■ **Problem requirements**:
Copy out, from the data below, each line in which the word "icon" occurs.

[[ Task inputs, beginning ]]

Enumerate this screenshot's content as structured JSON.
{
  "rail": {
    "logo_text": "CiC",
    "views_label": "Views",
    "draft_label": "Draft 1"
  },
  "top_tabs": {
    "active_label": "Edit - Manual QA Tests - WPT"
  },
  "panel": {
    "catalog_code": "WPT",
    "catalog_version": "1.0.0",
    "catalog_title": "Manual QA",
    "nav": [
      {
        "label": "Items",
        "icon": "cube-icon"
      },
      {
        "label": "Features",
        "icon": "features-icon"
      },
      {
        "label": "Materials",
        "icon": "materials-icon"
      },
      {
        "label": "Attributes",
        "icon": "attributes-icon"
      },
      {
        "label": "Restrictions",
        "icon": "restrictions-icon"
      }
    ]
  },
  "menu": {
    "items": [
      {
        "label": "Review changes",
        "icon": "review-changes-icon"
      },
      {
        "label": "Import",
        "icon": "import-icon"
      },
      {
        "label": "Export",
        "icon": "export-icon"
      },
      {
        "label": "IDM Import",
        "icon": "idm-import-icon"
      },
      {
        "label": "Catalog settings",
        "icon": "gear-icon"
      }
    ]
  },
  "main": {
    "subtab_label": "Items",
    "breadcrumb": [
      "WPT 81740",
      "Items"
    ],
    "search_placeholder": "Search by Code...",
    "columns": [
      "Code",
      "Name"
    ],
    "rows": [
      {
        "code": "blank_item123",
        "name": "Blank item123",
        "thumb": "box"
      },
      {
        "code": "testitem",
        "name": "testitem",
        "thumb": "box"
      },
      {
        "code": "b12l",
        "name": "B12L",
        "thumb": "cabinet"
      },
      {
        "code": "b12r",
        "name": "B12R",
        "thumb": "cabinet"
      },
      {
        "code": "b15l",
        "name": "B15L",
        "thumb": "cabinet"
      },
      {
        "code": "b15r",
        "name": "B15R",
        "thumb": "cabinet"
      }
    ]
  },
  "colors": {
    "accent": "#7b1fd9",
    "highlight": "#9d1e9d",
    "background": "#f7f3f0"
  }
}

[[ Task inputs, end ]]

■ **Problem solution**:
        "icon": "cube-icon"
        "icon": "features-icon"
        "icon": "materials-icon"
        "icon": "attributes-icon"
        "icon": "restrictions-icon"
        "icon": "review-changes-icon"
        "icon": "import-icon"
        "icon": "export-icon"
        "icon": "idm-import-icon"
        "icon": "gear-icon"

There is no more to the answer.